BBC Media Centre
15 Jul 2014
The Village – introduction by Peter Moffat
Triple BAFTA nominated BBC One hit from last year returns with a second series set in the Roaring Twenties.
The BBC’s hugely ambitious plan to tell the story of the 20th century through the life of one Peak District village moves into the Jazz Age. The shock of the new will turn the lives of our villagers inside out. Outsiders bring in music, dancing and new ways of thinking about love, sex and politics. Young Bert’s first love; Grace Middleton’s finding a voice; Edmund Allingham discovering power and falling in love with another man; the first black man in the village; love in the classroom – the life of the village leaves behind the trauma of The Great War and steps into the excitement of a brave new world. Marie Stopes, Einstein, the wireless, electricity, the vacuum cleaner, packets of crisps, the Charleston – how will a social revolution on this scale play out across the second series?
Peter Moffat says:
“The working life of a writer is self-evidently a lonely one. You write on your own; it’s you, your imagination and the blank page. But making a long-running series like The Village, this becomes much less true. It’s the most collaborative writing experience I’ve ever had. I’ve spent long hours with all of the actors (there are are 28 speaking parts) talking about their characters – how they see them, how they think they might develop, when and where they feel I’ve got something wrong.
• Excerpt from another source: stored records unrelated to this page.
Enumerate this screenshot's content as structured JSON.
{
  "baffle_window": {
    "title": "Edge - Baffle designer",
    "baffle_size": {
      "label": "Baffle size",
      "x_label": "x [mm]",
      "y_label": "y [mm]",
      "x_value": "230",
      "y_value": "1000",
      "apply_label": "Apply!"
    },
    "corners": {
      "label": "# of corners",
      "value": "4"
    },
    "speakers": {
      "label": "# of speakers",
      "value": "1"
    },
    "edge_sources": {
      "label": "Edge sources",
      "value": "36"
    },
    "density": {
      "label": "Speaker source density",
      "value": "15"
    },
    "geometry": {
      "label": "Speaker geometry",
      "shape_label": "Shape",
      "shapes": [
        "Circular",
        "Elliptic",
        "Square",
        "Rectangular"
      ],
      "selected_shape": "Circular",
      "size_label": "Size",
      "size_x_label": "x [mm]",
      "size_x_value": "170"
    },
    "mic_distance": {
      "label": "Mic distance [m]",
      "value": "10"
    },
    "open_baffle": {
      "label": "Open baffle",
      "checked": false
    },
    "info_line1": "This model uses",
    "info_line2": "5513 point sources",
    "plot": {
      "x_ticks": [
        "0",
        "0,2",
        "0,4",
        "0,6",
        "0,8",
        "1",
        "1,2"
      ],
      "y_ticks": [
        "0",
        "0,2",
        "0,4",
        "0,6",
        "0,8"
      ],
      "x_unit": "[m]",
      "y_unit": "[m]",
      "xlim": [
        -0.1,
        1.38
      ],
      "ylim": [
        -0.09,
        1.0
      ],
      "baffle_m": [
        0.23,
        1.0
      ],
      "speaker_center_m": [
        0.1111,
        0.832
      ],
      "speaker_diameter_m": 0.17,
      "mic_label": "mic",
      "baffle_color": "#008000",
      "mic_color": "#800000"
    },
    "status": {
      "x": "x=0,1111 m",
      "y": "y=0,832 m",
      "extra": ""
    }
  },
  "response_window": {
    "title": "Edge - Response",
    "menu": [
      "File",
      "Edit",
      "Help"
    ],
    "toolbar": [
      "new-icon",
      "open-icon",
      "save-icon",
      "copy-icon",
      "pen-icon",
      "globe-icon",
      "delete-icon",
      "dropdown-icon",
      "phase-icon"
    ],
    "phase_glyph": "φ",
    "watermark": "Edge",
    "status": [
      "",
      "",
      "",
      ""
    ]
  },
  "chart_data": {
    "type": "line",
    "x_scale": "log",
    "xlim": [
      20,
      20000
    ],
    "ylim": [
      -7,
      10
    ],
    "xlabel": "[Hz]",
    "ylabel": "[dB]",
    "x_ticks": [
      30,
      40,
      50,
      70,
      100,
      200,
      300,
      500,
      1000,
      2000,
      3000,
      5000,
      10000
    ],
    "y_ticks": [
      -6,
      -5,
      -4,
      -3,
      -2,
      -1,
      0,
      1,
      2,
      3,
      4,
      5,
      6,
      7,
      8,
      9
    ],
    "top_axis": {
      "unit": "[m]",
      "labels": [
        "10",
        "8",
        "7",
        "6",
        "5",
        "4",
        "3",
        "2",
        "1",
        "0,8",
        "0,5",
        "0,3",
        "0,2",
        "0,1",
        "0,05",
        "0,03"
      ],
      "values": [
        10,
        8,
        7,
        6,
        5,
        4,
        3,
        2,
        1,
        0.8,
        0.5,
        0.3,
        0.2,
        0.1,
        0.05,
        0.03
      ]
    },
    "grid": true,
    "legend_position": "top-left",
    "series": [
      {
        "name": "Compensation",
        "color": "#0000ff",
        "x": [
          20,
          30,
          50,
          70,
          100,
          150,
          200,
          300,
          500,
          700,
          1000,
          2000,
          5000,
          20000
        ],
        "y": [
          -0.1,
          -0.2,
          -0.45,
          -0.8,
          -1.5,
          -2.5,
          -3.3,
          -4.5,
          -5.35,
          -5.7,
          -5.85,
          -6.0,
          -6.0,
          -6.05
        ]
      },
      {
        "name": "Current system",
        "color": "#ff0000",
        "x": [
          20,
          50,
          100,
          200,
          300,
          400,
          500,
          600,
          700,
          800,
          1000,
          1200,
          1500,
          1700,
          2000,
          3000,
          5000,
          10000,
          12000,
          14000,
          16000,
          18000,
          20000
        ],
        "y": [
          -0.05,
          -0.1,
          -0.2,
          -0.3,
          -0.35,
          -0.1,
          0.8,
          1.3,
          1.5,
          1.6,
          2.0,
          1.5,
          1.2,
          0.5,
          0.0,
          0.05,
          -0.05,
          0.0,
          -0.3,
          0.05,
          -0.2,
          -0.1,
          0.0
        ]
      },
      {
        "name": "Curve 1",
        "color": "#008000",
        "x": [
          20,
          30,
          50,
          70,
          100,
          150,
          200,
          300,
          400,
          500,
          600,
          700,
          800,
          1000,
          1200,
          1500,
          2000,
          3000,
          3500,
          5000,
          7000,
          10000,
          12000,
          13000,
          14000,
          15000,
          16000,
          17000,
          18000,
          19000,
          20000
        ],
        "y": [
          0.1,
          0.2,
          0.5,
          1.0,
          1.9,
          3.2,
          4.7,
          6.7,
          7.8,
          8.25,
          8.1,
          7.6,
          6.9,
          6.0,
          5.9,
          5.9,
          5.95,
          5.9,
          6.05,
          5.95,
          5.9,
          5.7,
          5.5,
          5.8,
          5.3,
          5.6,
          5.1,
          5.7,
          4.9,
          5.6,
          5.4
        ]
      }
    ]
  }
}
It’s like having 28 researchers working really hard alongside you with the added benefit that those researchers will end up saying the words you write on screen. They’re as invested as it’s possible to be in the end product because six million people will judge them on it.
“Here’s an example. Joe Armstrong plays Bairstow. His character is an outsider – from Yorkshire. There’s a line in an episode in the new series where someone refers to the town Bairstow is from in Yorkshire. Joe rang me up and talked me through all the different Yorkshire accents and their nuances, subtle differences in tone and inflection and how the town I’d chosen for Bairstow’s home town wasn’t quite right because the accent he uses is slightly different. Brilliant. I love that kind of attention to detail.
“Our agricultural advisor is the former agricultural advisor for The Archers. I now know more about milking cows than I know about almost anything else in life. And I love it. Some of it’s on the screen, lots isn’t but the great privilege of spending a year learning about muddy udders at the same time as finding out about the arrival of the motor car, fairground boxing, the bill to ban lesbianism, 1920’s jazz, Marie Stopes, the first vacuum cleaners all make the experience of writing The Village a complete privilege.
“One of the major themes of the second series is the land and what it means to the people who live and work on it. Sitting in Rosie’s Tea Shop in Hayfield listening to the ramblers, cyclists, fell runners and local people one gets such a strong sense of how the great beauty, power and strength of this landscape shapes the character of the people and the way they think. The heartbreakingly beautiful countryside is the 29th character in The Village and arguably it’s the biggest role.
“The more time I spend up in Edale and around Hayfield and Glossop the more I love this rugged, beautiful, honest part of England and the more I understand how passionately people felt about it then and how much they care about it now.”